Skeletons of twin infant Vikings discovered in Sweden

This close-up photo shows one of the burials discovered in the tombs of Sweden. These burials are thought to have been made by Christianized Vikings, who lived around 1,000 years ago.In the Swedish town of Sigtuna, seven Viking tombs were discovered that contained well-preserved skeletons.Archaeologists found the remains of eight people, four adults and four kids aged 1,000 years inside the tombs. They were most likely Vikings who converted to Christianity. Johan Runer, a project manager at Uppdrag arkeologi (a cultural resource management company), said that the tombs' Christian nature was evident.Similar: Photos: A Viking tomb from the 10th century has been discovered in DenmarkRuner stated that most of the people were buried flat on their stomachs in an east-west orientation, while people who believed in traditional Viking beliefs in this region of Sweden preferred to be cremated.Image 1 of 3 Archaeologists discovered a stone cist in this tomb. (Image credit: Photo by Uppdrag Arkeologi. Image 2 of 3. Remains from a stone cairn found above this tomb. (Image credit: Image courtesy Uppdrag Arkeologi) Image 3 - This close-up photo shows one of the burials that was found in the tombs of Sweden. These burials are thought to have been made by Christianized Vikings, who lived around 1,000 years ago. (Image credit: Photo by Uppdrag ArkeologiAlso, they found charcoal deposits and partially burned caskets in some cases. This suggests that fire rituals were involved at least four burials. Runer explained to Live Science via email that such phenomena were quite common in Christian Viking period graves but previously very rare in Sigtuna.Four tombs had stone cairns on top. One of them was also surrounded by a stone-cist (stones placed in a box shape around it). Runer said that these features were not previously known from the town Sigtuna. He also noted that they are common in early Christian graves located in the area of Sweden, about 23 miles (37 km) northwest of Stockholm.Viking tragedyArchaeologists believe that one tomb could have twins. Runer stated that there were "two very small infants, seemingly of the same age" in one tomb. According to Runer, the team believes that this grave may be the result of a miscarriage between two twins.The tombs contained many interesting artifacts. Runer stated that one person was buried wearing a leather belt with fittings of silver-gilt and copper alloy. He also had silver coins in his mouth. He said that coin placement in the mouth of a person is a common practice in Viking period Christian burials in central Sweden. Runer stated that another tomb contained a "beautiful ornated bonecomb" in a case.The tombs were discovered by archaeologists in April as part of a survey of the area where a house was to be built.

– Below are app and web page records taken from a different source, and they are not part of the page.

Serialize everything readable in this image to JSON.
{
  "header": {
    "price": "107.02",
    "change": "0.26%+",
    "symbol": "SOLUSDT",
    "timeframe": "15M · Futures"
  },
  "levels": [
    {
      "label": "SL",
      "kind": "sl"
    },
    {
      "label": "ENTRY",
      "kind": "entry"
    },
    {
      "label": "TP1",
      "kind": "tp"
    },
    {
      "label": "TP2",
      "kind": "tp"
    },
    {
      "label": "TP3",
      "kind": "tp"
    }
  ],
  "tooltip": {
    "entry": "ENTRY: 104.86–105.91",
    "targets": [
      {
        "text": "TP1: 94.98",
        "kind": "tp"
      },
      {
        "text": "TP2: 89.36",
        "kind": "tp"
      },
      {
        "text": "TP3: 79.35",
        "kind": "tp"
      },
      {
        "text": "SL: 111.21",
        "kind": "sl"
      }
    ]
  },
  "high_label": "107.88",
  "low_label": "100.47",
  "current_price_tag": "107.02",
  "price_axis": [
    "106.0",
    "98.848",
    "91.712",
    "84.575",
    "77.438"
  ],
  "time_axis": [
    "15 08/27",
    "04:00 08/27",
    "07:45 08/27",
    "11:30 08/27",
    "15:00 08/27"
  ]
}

Archaeologists began excavating the site in May. They are still analyzing the skeletons as well as artifacts. In the fall, an osteologist will examine the well-preserved bones.Original publication on Live Science